We would like to but we can't do it — maintain a strict dividing line between home and office. Many of us fool ourselves that we leave office behind once we head for home. But the truth is that most of us carry the baggage home and brood, plot and plan endlessly to get ourselves a better deal and get the better of colleagues and sometimes, our bosses.
Let's be realistic, the boss is not going to change for you. You don't want to change for the boss. There is, as all philosophers will tell you, a middle path. You must learn to calibrate the situation to your advantage. In my workshops, I have dwelt at length on this aspect.
So who is a boss?
Someone who has more power than you. Someone who has the ability to make you do what you may not want to do. Bosses can be well-intentioned and ill-intentioned.
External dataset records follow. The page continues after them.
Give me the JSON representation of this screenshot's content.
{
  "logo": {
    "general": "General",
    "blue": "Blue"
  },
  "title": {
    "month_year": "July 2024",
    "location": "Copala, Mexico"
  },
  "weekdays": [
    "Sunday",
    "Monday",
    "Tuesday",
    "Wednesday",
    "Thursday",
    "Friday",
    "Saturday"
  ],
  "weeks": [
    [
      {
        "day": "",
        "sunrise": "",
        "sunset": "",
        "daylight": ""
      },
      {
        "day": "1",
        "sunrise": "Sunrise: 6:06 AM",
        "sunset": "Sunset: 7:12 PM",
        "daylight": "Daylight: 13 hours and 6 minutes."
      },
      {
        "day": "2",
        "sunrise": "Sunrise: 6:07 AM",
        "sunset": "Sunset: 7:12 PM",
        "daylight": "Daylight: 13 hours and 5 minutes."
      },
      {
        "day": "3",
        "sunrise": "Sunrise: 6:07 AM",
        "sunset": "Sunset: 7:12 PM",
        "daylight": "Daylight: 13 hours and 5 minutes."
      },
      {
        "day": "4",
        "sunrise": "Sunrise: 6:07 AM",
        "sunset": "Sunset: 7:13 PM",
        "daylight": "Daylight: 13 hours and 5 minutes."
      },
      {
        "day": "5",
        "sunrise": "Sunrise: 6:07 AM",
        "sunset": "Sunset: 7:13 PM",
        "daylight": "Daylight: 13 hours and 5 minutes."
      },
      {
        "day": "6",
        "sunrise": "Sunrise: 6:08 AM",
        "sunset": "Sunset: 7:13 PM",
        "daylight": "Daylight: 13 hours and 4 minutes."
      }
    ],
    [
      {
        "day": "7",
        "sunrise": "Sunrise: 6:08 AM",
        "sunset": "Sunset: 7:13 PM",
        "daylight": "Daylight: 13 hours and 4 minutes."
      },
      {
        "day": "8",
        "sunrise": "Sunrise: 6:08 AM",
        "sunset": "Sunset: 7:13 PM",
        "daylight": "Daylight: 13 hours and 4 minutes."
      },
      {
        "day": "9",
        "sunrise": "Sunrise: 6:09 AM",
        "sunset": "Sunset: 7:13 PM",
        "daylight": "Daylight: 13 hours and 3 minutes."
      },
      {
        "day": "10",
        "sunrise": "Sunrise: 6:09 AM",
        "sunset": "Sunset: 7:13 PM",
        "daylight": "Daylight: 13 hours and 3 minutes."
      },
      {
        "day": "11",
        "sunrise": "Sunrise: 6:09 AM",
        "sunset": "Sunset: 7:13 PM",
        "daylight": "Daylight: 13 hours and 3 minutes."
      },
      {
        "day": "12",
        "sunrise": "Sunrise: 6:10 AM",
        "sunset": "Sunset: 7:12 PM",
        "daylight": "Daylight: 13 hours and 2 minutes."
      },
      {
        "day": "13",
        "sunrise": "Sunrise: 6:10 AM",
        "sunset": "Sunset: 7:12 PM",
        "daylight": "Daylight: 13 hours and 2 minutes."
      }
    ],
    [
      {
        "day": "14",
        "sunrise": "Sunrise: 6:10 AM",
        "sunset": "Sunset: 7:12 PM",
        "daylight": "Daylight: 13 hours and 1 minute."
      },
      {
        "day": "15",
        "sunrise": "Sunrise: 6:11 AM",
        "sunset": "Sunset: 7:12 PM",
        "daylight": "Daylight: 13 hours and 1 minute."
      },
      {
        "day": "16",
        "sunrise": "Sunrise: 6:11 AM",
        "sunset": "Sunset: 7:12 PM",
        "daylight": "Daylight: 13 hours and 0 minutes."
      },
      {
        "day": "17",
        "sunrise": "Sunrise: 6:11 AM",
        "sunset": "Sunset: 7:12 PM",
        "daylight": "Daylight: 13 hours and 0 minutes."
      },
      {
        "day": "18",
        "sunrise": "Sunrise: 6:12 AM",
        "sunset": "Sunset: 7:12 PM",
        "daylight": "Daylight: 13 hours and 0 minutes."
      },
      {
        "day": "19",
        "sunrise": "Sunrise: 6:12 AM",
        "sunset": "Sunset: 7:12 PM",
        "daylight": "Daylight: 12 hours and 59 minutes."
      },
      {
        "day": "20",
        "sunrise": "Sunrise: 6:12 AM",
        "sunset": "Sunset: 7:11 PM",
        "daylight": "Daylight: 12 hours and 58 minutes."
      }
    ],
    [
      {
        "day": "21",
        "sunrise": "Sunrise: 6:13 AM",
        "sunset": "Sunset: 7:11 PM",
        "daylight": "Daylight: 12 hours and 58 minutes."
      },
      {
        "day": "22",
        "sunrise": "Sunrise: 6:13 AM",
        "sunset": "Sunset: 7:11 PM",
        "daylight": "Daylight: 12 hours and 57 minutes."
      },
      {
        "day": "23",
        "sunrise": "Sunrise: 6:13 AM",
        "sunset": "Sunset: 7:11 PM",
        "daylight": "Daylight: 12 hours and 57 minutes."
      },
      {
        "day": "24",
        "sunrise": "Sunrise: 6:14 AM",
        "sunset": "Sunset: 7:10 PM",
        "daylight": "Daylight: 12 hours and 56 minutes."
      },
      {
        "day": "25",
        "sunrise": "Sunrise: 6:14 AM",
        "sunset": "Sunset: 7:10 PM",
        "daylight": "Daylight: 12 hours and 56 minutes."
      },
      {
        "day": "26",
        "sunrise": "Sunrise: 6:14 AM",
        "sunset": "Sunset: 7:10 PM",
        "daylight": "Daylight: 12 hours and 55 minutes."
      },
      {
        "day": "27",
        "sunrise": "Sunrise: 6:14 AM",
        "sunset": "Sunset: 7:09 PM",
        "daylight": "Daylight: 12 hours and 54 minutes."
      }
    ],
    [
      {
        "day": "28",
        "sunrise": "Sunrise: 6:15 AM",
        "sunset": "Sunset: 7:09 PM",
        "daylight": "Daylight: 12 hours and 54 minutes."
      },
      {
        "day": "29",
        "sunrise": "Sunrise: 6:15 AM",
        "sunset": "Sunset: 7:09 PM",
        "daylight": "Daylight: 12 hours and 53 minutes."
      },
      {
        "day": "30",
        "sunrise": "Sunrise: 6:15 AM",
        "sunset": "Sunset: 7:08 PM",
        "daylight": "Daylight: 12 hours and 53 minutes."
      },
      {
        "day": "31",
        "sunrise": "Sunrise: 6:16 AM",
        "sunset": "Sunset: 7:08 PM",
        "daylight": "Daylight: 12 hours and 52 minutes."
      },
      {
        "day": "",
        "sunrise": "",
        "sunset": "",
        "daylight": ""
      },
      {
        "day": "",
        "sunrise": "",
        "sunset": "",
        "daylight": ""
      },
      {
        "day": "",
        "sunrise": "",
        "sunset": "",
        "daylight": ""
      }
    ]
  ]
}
They could be more or less intelligent than you.
The well-intentioned boss is concerned not only with his own wellbeing but that of others in the team as well as that of the organisation. The ill- intentioned boss invests most of his energies in scoring personal agendas. The most difficult of them all are the intelligent — ill-intentioned bosses. I like to call them the Shakuni variety. Not only will they use and abuse you but will also harm your self-respect and self-esteem. Shakunis are best handled by a sensible alignment to their goals and well-timed negotiations. All that they want from you is ‘buck up or suck up'. If you are stuck with them, then make the most by learning from their sharp intellect.
The best bosses are the Krishna bosses, well-intentioned and more intelligent than you. One should never be scared of confronting these bosses during conflict situations provided you have done your homework well. With such bosses meritocracy wins, principles win and ego is never an issue.
Duryodhana bosses who are ill-intentioned and not so competent are best handled if you trade your competence with their power. That way they realise how balance of power must be maintained for a symbiotic relationship. They will not trouble you as long as you keep showing to them how indispensable you are to them. The Yudhisthira bosses, well-intentioned but not shrewd, give you ample space to experiment and grow. Use that opportunity to sharpen your initiative and take risks.One of the standard pastimes in my workshops is boss bashing. This is counterproductive in the workplace. Rather than directing one's psychological energy towards backbiting, it may be a better idea to develop skills for handling the boss in balanced way.
Yadhav Mehra is a motivational trainer. The views expressed by the author are personal.